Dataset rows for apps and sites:
--- --- ---
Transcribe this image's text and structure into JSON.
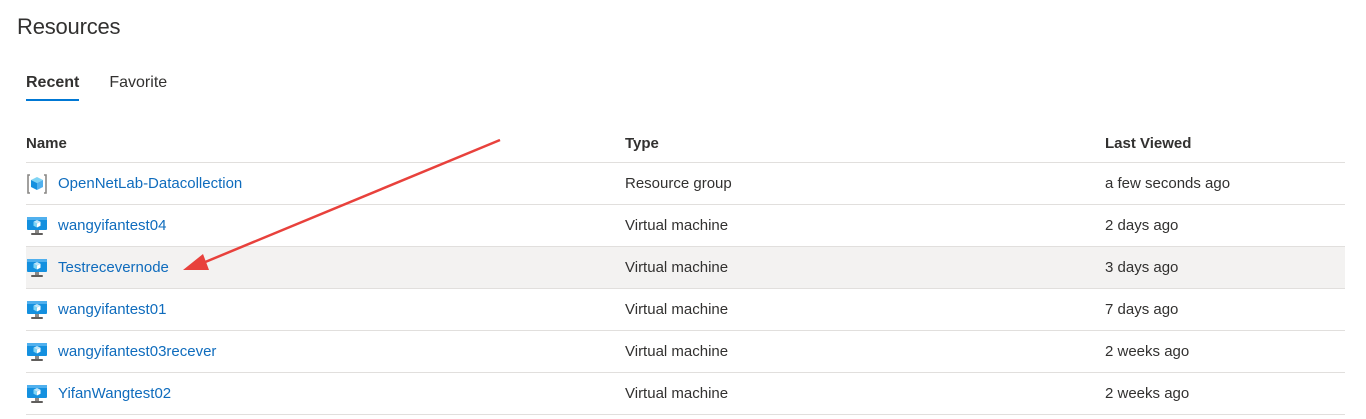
{
  "title": "Resources",
  "tabs": [
    {
      "label": "Recent",
      "active": true
    },
    {
      "label": "Favorite",
      "active": false
    }
  ],
  "columns": {
    "name": "Name",
    "type": "Type",
    "last_viewed": "Last Viewed"
  },
  "rows": [
    {
      "name": "OpenNetLab-Datacollection",
      "type": "Resource group",
      "last_viewed": "a few seconds ago",
      "icon": "resource-group-icon"
    },
    {
      "name": "wangyifantest04",
      "type": "Virtual machine",
      "last_viewed": "2 days ago",
      "icon": "virtual-machine-icon"
    },
    {
      "name": "Testrecevernode",
      "type": "Virtual machine",
      "last_viewed": "3 days ago",
      "icon": "virtual-machine-icon"
    },
    {
      "name": "wangyifantest01",
      "type": "Virtual machine",
      "last_viewed": "7 days ago",
      "icon": "virtual-machine-icon"
    },
    {
      "name": "wangyifantest03recever",
      "type": "Virtual machine",
      "last_viewed": "2 weeks ago",
      "icon": "virtual-machine-icon"
    },
    {
      "name": "YifanWangtest02",
      "type": "Virtual machine",
      "last_viewed": "2 weeks ago",
      "icon": "virtual-machine-icon"
    }
  ],
  "colors": {
    "link": "#0f6cbd",
    "accent": "#0078d4",
    "annotation_arrow": "#e8413c",
    "row_highlight": "#f3f2f1"
  }
}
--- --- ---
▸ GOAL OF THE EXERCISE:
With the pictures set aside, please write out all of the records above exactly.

▸ ANSWER SECTION:
Transcribe this image's text and structure into JSON.
{
  "title": "Resources",
  "tabs": [
    {
      "label": "Recent",
      "active": true
    },
    {
      "label": "Favorite",
      "active": false
    }
  ],
  "columns": {
    "name": "Name",
    "type": "Type",
    "last_viewed": "Last Viewed"
  },
  "rows": [
    {
      "name": "OpenNetLab-Datacollection",
      "type": "Resource group",
      "last_viewed": "a few seconds ago",
      "icon": "resource-group-icon"
    },
    {
      "name": "wangyifantest04",
      "type": "Virtual machine",
      "last_viewed": "2 days ago",
      "icon": "virtual-machine-icon"
    },
    {
      "name": "Testrecevernode",
      "type": "Virtual machine",
      "last_viewed": "3 days ago",
      "icon": "virtual-machine-icon"
    },
    {
      "name": "wangyifantest01",
      "type": "Virtual machine",
      "last_viewed": "7 days ago",
      "icon": "virtual-machine-icon"
    },
    {
      "name": "wangyifantest03recever",
      "type": "Virtual machine",
      "last_viewed": "2 weeks ago",
      "icon": "virtual-machine-icon"
    },
    {
      "name": "YifanWangtest02",
      "type": "Virtual machine",
      "last_viewed": "2 weeks ago",
      "icon": "virtual-machine-icon"
    }
  ],
  "colors": {
    "link": "#0f6cbd",
    "accent": "#0078d4",
    "annotation_arrow": "#e8413c",
    "row_highlight": "#f3f2f1"
  }
}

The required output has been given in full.